DATA EXTRACT
-------
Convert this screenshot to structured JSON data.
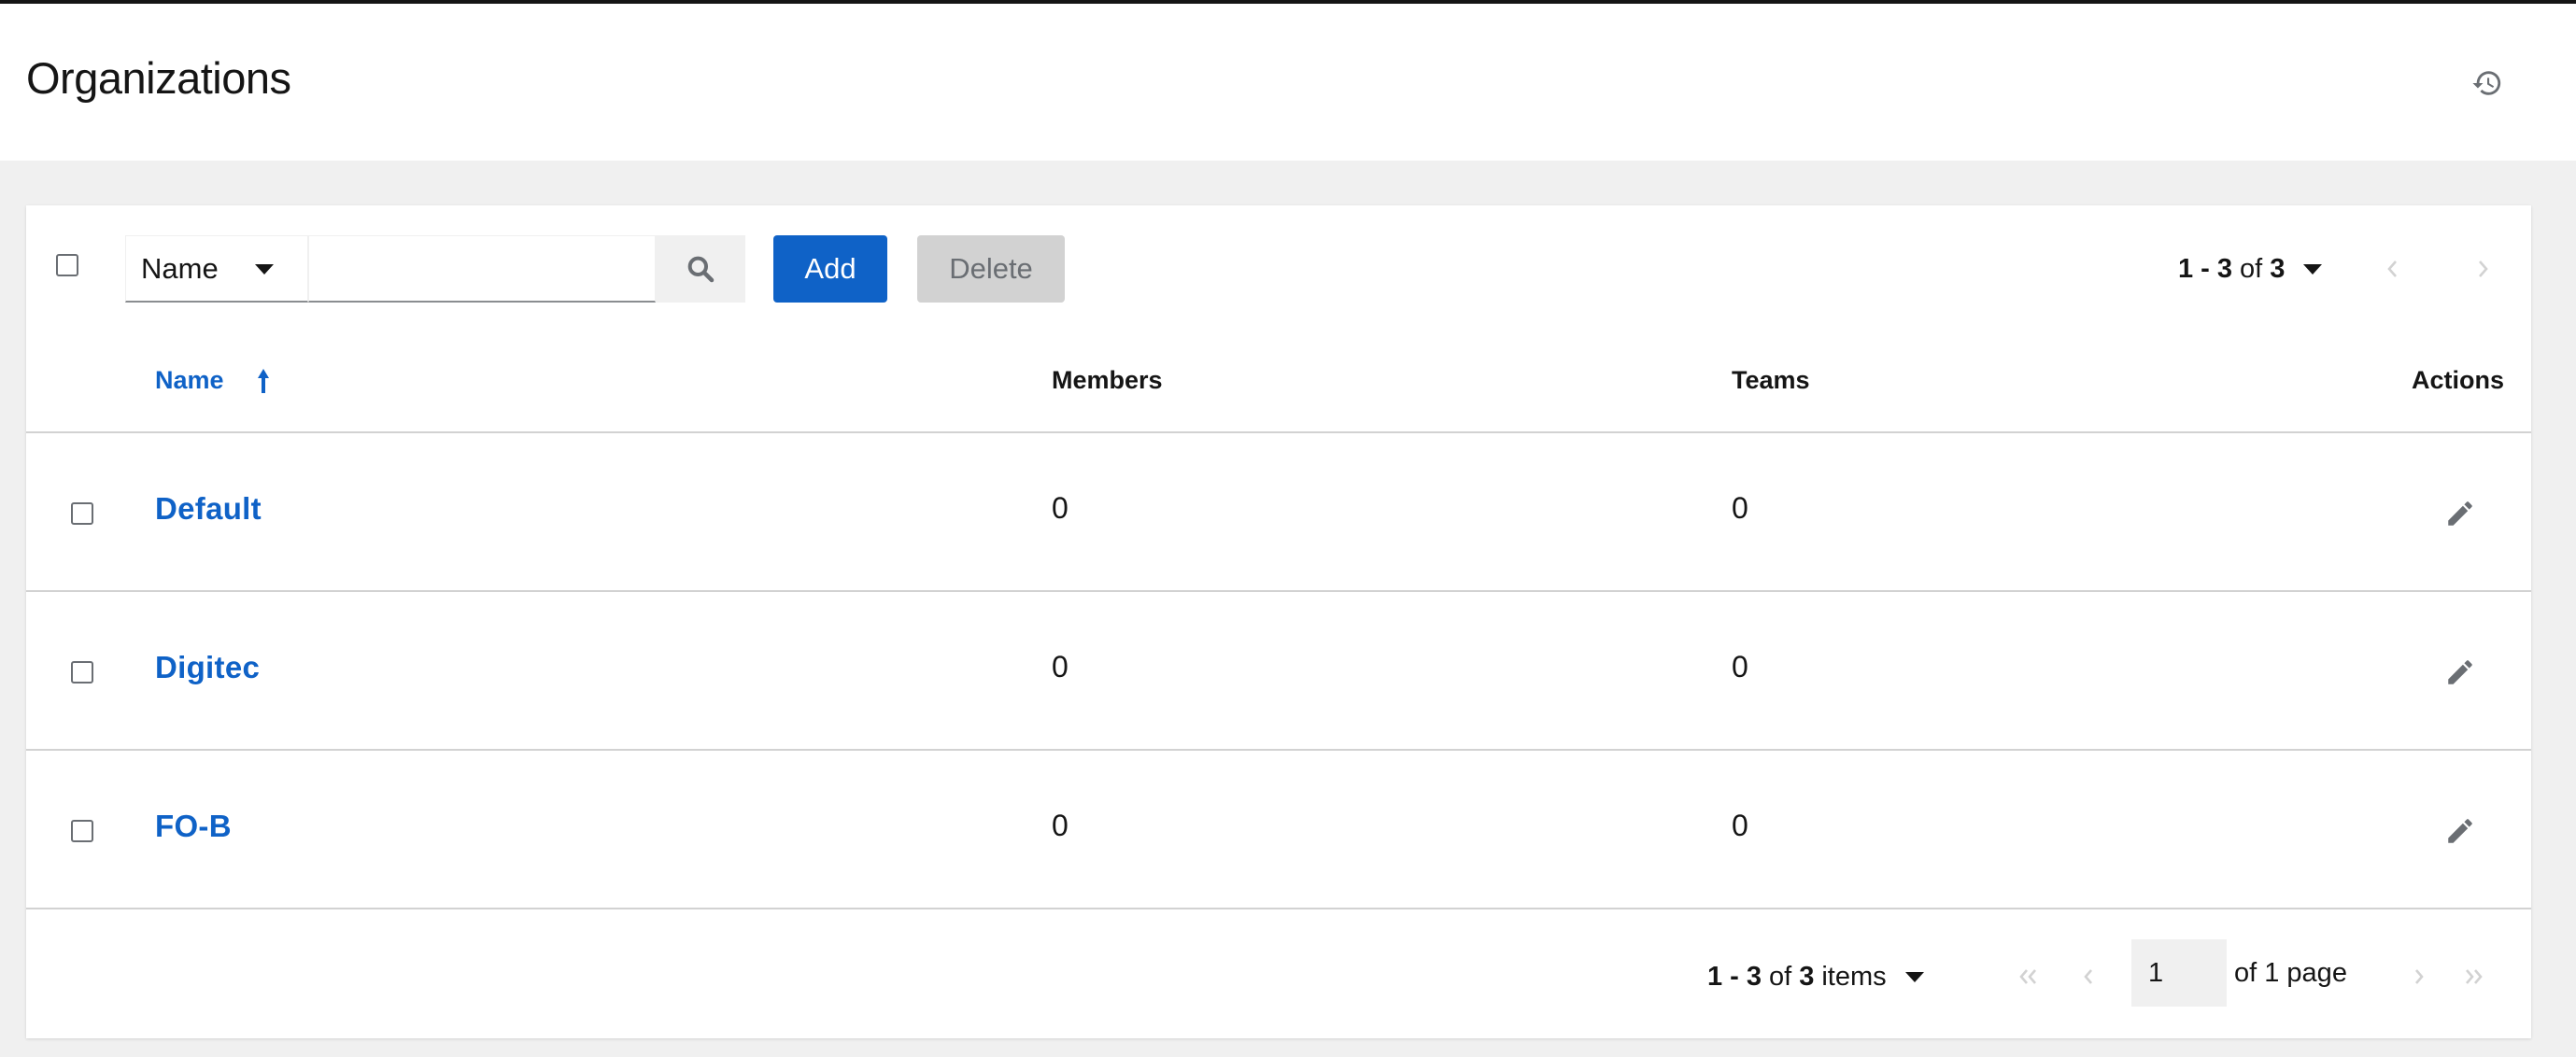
{
  "header": {
    "title": "Organizations",
    "history_icon": "history-icon"
  },
  "toolbar": {
    "filter_select_value": "Name",
    "search_value": "",
    "add_label": "Add",
    "delete_label": "Delete",
    "pagination": {
      "range": "1 - 3",
      "of": "of",
      "total": "3"
    }
  },
  "table": {
    "columns": {
      "name": "Name",
      "members": "Members",
      "teams": "Teams",
      "actions": "Actions"
    },
    "rows": [
      {
        "name": "Default",
        "members": "0",
        "teams": "0"
      },
      {
        "name": "Digitec",
        "members": "0",
        "teams": "0"
      },
      {
        "name": "FO-B",
        "members": "0",
        "teams": "0"
      }
    ]
  },
  "footer": {
    "range": "1 - 3",
    "of": "of",
    "total": "3",
    "items_label": "items",
    "page_value": "1",
    "of_pages": "of 1 page"
  },
  "colors": {
    "accent": "#0f62c7",
    "disabled": "#d2d2d2",
    "page_bg": "#f0f0f0"
  }
}
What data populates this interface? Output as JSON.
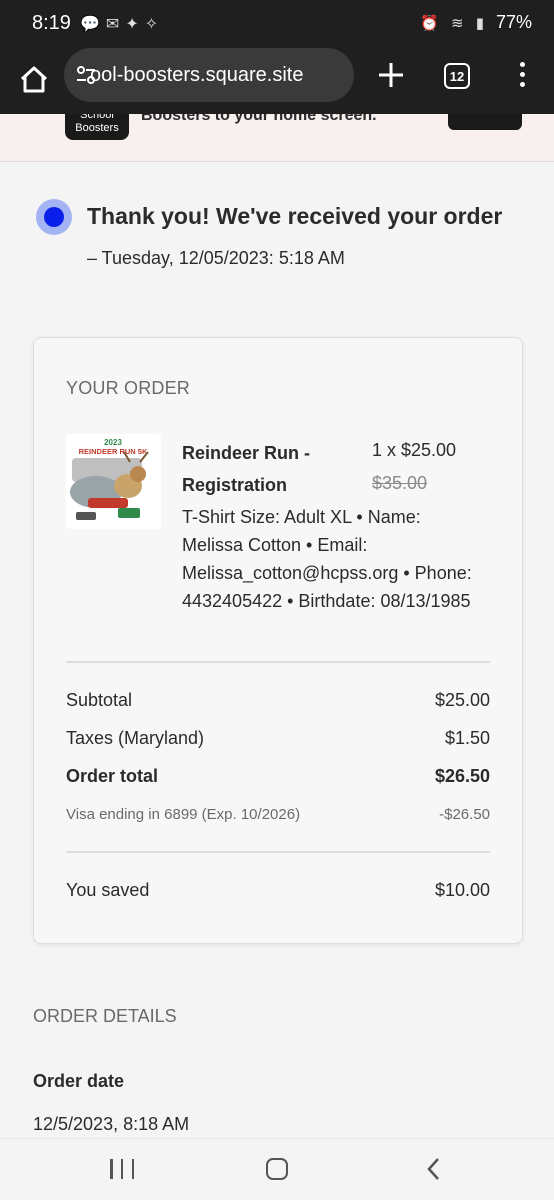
{
  "status_bar": {
    "time": "8:19",
    "battery": "77%"
  },
  "browser": {
    "url": "ool-boosters.square.site",
    "tab_count": "12"
  },
  "banner": {
    "logo_text": "School Boosters",
    "text": "Boosters to your home screen."
  },
  "confirmation": {
    "title": "Thank you! We've received your order",
    "date": "– Tuesday, 12/05/2023: 5:18 AM",
    "accent_color": "#0a20ea"
  },
  "order": {
    "title": "YOUR ORDER",
    "item": {
      "thumb_year": "2023",
      "thumb_label": "REINDEER RUN 5K",
      "name": "Reindeer Run - Registration",
      "qty_price": "1 x $25.00",
      "original_price": "$35.00",
      "details": "T-Shirt Size: Adult XL • Name: Melissa Cotton • Email: Melissa_cotton@hcpss.org • Phone: 4432405422 • Birthdate: 08/13/1985"
    },
    "subtotal_label": "Subtotal",
    "subtotal_value": "$25.00",
    "taxes_label": "Taxes (Maryland)",
    "taxes_value": "$1.50",
    "total_label": "Order total",
    "total_value": "$26.50",
    "payment_label": "Visa ending in 6899 (Exp. 10/2026)",
    "payment_value": "-$26.50",
    "saved_label": "You saved",
    "saved_value": "$10.00"
  },
  "order_details": {
    "title": "ORDER DETAILS",
    "date_label": "Order date",
    "date_value": "12/5/2023, 8:18 AM"
  }
}
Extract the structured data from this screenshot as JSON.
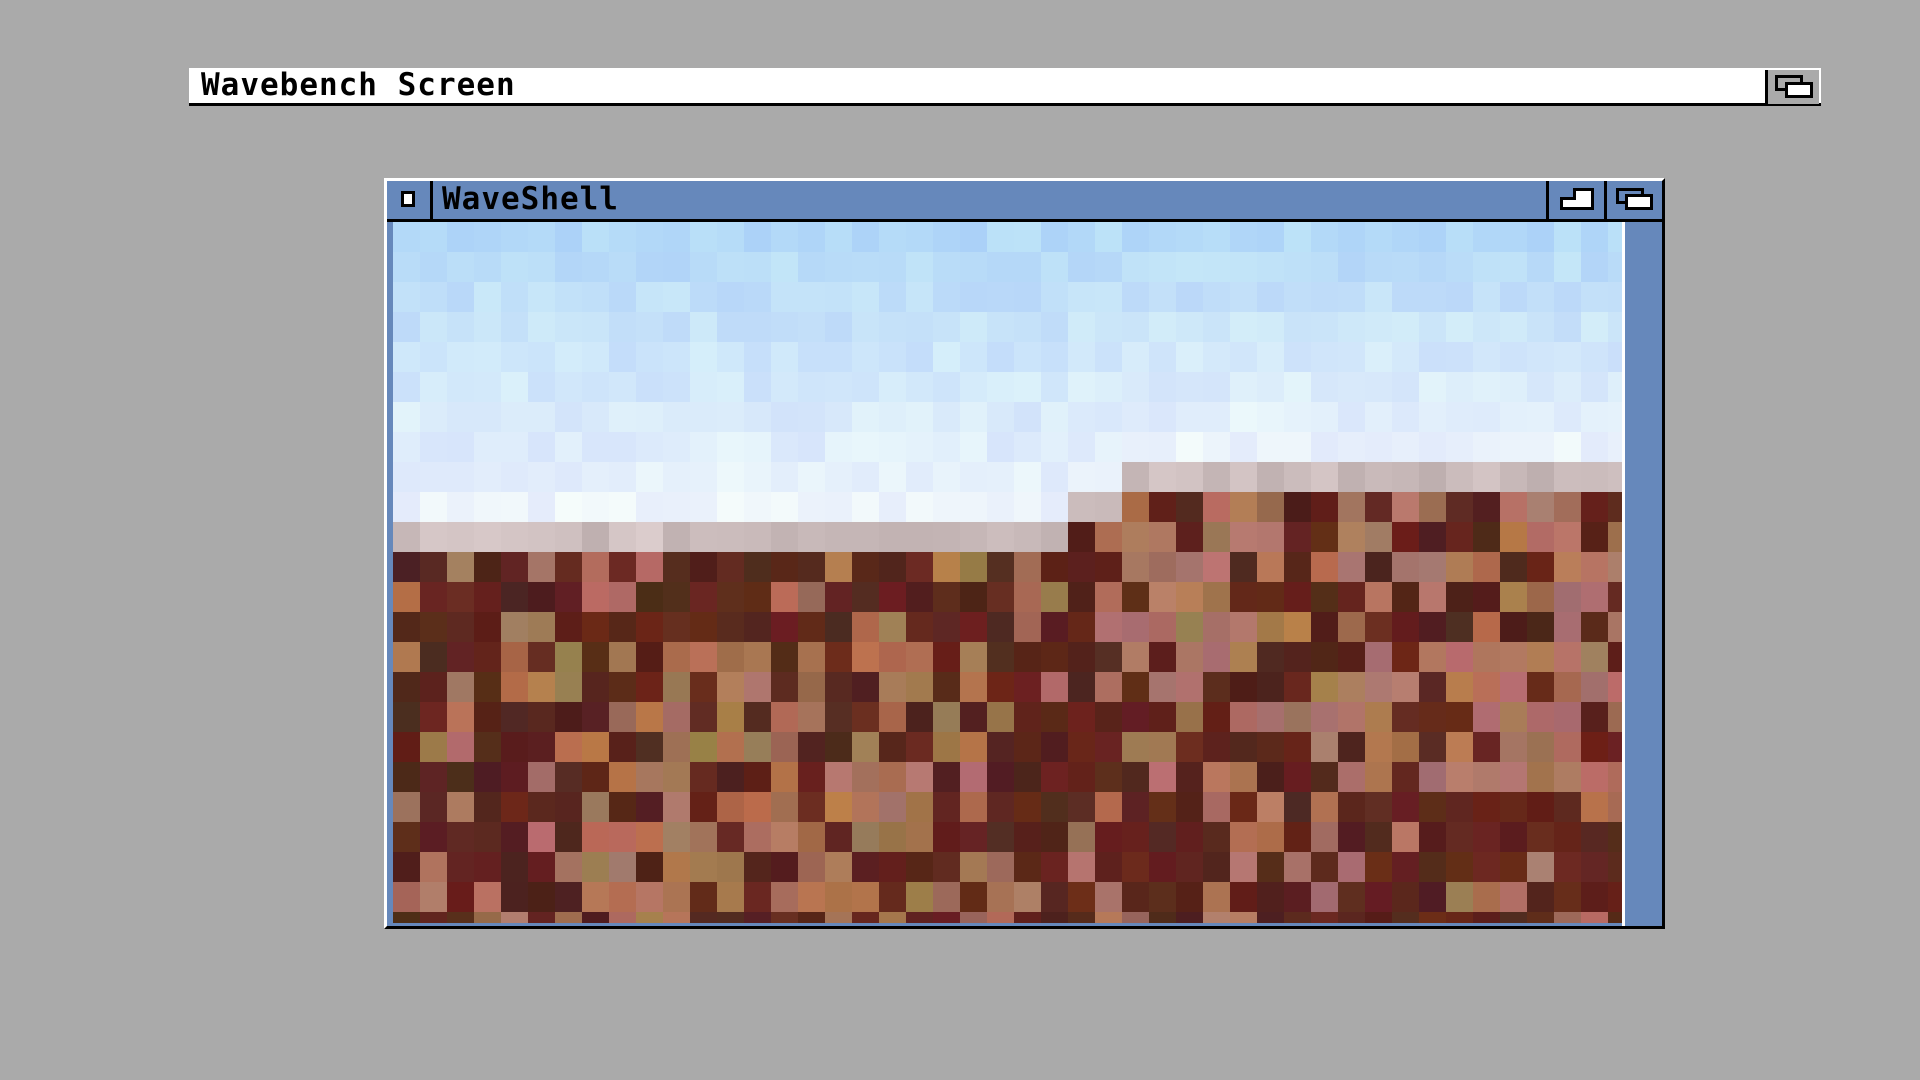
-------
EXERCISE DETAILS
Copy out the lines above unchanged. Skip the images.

OUTPUT OF THE EXERCISE
Convert this screenshot to structured JSON data.
{
  "header": {
    "title": "Organizations",
    "history_icon": "history-icon"
  },
  "toolbar": {
    "filter_select_value": "Name",
    "search_value": "",
    "add_label": "Add",
    "delete_label": "Delete",
    "pagination": {
      "range": "1 - 3",
      "of": "of",
      "total": "3"
    }
  },
  "table": {
    "columns": {
      "name": "Name",
      "members": "Members",
      "teams": "Teams",
      "actions": "Actions"
    },
    "rows": [
      {
        "name": "Default",
        "members": "0",
        "teams": "0"
      },
      {
        "name": "Digitec",
        "members": "0",
        "teams": "0"
      },
      {
        "name": "FO-B",
        "members": "0",
        "teams": "0"
      }
    ]
  },
  "footer": {
    "range": "1 - 3",
    "of": "of",
    "total": "3",
    "items_label": "items",
    "page_value": "1",
    "of_pages": "of 1 page"
  },
  "colors": {
    "accent": "#0f62c7",
    "disabled": "#d2d2d2",
    "page_bg": "#f0f0f0"
  }
}
What data populates this interface? Output as JSON.
{
  "status_bar": {
    "time": "8:19",
    "battery": "77%"
  },
  "browser": {
    "url": "ool-boosters.square.site",
    "tab_count": "12"
  },
  "banner": {
    "logo_text": "School Boosters",
    "text": "Boosters to your home screen."
  },
  "confirmation": {
    "title": "Thank you! We've received your order",
    "date": "– Tuesday, 12/05/2023: 5:18 AM",
    "accent_color": "#0a20ea"
  },
  "order": {
    "title": "YOUR ORDER",
    "item": {
      "thumb_year": "2023",
      "thumb_label": "REINDEER RUN 5K",
      "name": "Reindeer Run - Registration",
      "qty_price": "1 x $25.00",
      "original_price": "$35.00",
      "details": "T-Shirt Size: Adult XL • Name: Melissa Cotton • Email: Melissa_cotton@hcpss.org • Phone: 4432405422 • Birthdate: 08/13/1985"
    },
    "subtotal_label": "Subtotal",
    "subtotal_value": "$25.00",
    "taxes_label": "Taxes (Maryland)",
    "taxes_value": "$1.50",
    "total_label": "Order total",
    "total_value": "$26.50",
    "payment_label": "Visa ending in 6899 (Exp. 10/2026)",
    "payment_value": "-$26.50",
    "saved_label": "You saved",
    "saved_value": "$10.00"
  },
  "order_details": {
    "title": "ORDER DETAILS",
    "date_label": "Order date",
    "date_value": "12/5/2023, 8:18 AM"
  }
}
Extract the structured data from this screenshot as JSON.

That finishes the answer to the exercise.